Members of a new education committee on Monday took their first look at a proposal to create a tiered licensure system for Idaho teachers.
Led by Idaho Chief Deputy Superintendent Roger Quarles, members of the Tiered Licensure Technical Advisory Committee devoted most of the more than three-hour meeting to background information on licenses and recommendations from Gov. Butch Otter’s Task Force for Improving Education.
The task force called for a tiered licensure system in Idaho and also recommended drastically changing teacher pay by creating a career ladder system that would be tied to licensure.
“You’re here to make sure the Task Force recommendations actually become a reality,” Superintendent of Public Instruction Tom Luna told committee members. “This is where the rubber meets the road.”
The committee reviewed one licensure model – purely as an example – that called for three tiers of licensure. That system included:

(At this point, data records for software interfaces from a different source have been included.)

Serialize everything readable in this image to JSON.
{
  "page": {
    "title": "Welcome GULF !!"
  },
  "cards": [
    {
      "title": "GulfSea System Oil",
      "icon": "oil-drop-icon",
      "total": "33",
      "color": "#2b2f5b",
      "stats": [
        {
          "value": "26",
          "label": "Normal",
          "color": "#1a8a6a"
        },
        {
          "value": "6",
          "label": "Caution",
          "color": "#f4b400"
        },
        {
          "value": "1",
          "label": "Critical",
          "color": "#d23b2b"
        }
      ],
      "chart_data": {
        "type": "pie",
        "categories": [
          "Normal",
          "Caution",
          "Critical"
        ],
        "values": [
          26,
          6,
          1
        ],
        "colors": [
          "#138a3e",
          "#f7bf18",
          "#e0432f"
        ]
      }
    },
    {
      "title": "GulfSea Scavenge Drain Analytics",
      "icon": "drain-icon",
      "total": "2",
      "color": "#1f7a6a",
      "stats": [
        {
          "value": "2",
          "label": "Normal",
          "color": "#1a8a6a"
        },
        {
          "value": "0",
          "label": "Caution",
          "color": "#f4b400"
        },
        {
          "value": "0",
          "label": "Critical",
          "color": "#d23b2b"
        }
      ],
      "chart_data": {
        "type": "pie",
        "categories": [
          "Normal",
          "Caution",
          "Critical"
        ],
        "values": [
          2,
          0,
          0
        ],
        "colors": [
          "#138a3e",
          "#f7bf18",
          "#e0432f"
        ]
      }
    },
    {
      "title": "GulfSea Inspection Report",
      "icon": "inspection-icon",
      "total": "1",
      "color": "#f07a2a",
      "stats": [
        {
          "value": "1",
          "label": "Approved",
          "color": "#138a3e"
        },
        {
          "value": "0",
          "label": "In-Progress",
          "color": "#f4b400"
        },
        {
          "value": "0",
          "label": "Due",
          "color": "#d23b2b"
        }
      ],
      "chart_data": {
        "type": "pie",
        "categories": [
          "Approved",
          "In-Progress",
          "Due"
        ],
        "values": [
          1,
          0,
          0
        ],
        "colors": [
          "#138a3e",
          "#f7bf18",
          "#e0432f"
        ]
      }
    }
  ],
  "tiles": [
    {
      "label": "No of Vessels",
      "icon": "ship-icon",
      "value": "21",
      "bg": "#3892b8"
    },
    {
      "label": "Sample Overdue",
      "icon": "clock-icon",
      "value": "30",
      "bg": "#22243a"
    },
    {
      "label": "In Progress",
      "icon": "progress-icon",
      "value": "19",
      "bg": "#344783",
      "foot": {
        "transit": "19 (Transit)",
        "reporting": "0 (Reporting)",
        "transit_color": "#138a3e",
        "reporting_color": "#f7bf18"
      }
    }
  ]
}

- An initial tier where teachers would need to meet basic requirements or better on the Idaho Pedagogical Performance Assessment before they could begin working in a classroom. If the teacher did not advance to another tier after three years, there could be a one-year grace period added or a remediation requirement.
- A second “professional” teacher tier that educators could advance to after student growth was achieved, teachers met their individual goals and scored proficient on all categories of the pedagogical assessment. That tier would carry a five-year renewable license.
- A third “master” teacher tier that educators could earn with an administrator’s recommendation and mastery scores on several pedagogical assessment categories. The mastery license would be a two-year renewable license.
The Task Force’s recommendation on the career ladder idea called for phasing in the plan over six years and creating a $40,000/ $50,000 / $60,000 salary schedule based on the three licensure tiers.
Christina Linder, the State Department of Education’s Director of Teacher Certification and Professional Standards, told committee members that an effective licensure system could provide incentives to teachers and help improve retention.
Follow Idaho EdNews on Facebook for the latest news »
“The fact is we are losing many of our best teachers to administrative positions where they may not be serving students and other teachers best,” Linder said.
Members of the licensure committee said their goal is to define how the licensure system would work and be implemented. They plan to meet through March and be able to provide recommendations to the State Board of Education in the form of a temporary rule.
Under that timeline, any temporary rule approved by the State Board would go out for public comment and go to the Idaho Legislature for additional consideration – likely during the 2015 session.
“We minimally should be able to answer the question: ‘Why would we consider this or why would we move in this direction?’” Quarles said after the meeting. “We are going to do our best to take collective input from our education stakeholders in informing the recommendations we try to make through this group. That’s a priority for us. “
Committee members are schedule to meet again on Nov. 25 at the Statehouse. During that meeting, they are expected to hear from officials in other states who have implemented a licensure system.
Members of the committee include:
- Andy Grover, superintendent, Melba School District.
- Barb Leeds, human resources director, Meridian Joint School District No. 2.
- Becky Meyer, principal, Lake Pend Oreille School District.
- Lisa Burtenshaw, trustee, Idaho Falls School District.
- Mikki Nuckols, teacher, Bonneville School District, board member of Northwest Professional Educators.
- Shawn Tiegs, teacher, Nezperce School District.
- Paula Kellerer, dean of Northwest Nazarene University’s College of Education.
- Penni Cyr, president, Idaho Education Association.
- Rod Gramer, president, Idaho Business for Education.
- Roger Brown, Office of Gov. Butch Otter.
- Tracie Bent, Office of the State Board of Education.
- Roger Quarles, chief deputy, Idaho State Department of Education.
- A parent representative to be determined.